Check every line of the entries below for the word "Family", then give only the number of lines that have it.

——————————

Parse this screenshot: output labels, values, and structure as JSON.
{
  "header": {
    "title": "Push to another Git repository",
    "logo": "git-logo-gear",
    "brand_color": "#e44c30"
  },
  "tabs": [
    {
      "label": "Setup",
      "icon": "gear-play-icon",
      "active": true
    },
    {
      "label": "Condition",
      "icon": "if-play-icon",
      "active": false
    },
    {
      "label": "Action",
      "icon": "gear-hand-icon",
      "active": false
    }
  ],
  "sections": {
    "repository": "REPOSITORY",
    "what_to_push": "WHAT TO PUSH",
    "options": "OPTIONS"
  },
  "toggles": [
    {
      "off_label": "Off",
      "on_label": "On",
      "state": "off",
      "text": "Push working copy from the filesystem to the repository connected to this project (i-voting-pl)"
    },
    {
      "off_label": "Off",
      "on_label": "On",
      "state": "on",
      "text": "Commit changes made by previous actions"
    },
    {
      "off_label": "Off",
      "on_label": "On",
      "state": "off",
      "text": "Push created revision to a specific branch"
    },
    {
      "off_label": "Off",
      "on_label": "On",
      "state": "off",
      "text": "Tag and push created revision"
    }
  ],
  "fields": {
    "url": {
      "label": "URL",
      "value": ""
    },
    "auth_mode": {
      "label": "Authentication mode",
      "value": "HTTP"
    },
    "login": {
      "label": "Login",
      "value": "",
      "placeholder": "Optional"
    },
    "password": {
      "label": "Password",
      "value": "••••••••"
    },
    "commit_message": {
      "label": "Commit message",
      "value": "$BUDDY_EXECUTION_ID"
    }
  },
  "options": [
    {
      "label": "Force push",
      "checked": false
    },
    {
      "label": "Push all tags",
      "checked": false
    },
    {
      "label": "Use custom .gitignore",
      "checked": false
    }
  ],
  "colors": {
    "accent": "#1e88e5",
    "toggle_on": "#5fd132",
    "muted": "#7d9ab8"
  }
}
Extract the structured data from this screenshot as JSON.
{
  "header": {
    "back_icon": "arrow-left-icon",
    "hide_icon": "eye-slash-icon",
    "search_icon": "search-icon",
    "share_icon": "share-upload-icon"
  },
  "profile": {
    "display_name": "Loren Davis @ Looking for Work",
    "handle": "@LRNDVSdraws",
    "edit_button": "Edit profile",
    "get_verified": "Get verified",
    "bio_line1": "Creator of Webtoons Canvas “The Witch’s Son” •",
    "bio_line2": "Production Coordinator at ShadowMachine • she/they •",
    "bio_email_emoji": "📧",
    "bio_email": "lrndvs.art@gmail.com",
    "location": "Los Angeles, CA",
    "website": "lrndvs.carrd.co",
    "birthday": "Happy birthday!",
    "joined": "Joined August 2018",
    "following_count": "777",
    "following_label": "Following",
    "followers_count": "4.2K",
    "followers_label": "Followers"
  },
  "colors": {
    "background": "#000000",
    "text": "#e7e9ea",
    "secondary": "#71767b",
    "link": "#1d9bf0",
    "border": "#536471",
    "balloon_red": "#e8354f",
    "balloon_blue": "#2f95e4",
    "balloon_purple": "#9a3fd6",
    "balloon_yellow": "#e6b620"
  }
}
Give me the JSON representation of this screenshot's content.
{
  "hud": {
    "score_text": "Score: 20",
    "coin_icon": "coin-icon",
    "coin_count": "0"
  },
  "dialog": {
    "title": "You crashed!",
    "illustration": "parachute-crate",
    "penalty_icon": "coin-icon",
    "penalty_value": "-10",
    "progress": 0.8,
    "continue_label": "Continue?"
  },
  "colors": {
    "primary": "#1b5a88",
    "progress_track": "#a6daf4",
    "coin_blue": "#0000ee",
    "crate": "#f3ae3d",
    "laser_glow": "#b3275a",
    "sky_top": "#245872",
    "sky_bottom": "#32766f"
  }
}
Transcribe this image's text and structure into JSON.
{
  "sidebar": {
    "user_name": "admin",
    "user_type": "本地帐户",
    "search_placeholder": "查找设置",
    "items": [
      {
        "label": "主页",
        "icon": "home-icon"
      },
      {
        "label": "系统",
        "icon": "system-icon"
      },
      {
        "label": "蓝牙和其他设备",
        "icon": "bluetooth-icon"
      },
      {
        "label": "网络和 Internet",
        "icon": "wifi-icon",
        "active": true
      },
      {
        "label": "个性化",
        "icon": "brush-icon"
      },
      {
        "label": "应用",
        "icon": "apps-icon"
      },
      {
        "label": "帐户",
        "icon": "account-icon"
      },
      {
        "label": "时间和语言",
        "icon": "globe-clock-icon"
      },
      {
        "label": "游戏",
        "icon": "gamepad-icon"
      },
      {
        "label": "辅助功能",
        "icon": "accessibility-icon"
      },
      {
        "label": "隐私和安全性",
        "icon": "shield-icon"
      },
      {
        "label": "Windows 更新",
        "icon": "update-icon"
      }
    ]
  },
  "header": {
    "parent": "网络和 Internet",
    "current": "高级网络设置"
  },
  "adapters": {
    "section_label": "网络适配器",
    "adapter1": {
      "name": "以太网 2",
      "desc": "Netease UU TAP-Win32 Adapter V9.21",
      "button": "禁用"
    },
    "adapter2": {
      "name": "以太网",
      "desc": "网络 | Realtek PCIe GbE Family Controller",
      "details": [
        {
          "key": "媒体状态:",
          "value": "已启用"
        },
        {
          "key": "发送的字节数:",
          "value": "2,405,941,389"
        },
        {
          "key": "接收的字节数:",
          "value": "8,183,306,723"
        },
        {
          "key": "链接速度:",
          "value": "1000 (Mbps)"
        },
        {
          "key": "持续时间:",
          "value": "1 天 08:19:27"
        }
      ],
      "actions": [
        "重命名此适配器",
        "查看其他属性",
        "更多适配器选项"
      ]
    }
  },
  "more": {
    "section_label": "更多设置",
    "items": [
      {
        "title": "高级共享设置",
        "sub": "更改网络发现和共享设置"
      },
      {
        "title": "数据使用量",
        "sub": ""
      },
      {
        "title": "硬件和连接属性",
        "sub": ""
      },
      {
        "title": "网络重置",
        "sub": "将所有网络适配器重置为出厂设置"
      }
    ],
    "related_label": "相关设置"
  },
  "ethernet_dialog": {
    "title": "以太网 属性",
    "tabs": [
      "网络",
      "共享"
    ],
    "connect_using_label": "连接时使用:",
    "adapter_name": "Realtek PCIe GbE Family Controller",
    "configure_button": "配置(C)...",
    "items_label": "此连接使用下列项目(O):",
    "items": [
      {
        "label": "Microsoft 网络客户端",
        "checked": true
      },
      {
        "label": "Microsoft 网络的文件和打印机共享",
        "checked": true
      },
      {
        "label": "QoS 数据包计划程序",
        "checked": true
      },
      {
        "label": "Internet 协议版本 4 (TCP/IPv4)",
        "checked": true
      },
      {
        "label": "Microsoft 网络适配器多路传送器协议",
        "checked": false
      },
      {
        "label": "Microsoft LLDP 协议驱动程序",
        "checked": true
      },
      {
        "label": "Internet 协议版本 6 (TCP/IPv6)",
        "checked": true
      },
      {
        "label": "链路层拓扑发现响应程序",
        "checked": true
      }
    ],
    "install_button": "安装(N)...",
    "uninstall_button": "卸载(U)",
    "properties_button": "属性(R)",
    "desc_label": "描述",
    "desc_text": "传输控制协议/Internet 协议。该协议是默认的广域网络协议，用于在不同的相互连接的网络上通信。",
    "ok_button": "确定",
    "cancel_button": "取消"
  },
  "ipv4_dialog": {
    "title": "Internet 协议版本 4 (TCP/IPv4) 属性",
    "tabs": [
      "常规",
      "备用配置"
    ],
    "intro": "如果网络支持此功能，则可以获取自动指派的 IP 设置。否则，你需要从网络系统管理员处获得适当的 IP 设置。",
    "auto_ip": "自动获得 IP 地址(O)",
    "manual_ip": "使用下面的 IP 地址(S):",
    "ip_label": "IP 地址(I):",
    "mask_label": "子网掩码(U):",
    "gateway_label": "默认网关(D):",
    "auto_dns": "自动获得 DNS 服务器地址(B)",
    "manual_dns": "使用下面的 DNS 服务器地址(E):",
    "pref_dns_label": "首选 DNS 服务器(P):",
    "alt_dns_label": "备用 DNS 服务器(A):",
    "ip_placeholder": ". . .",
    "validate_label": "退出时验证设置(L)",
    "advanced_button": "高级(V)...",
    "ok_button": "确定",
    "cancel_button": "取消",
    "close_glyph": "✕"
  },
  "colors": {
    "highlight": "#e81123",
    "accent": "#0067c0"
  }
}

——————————

# WRITTEN ANSWER
2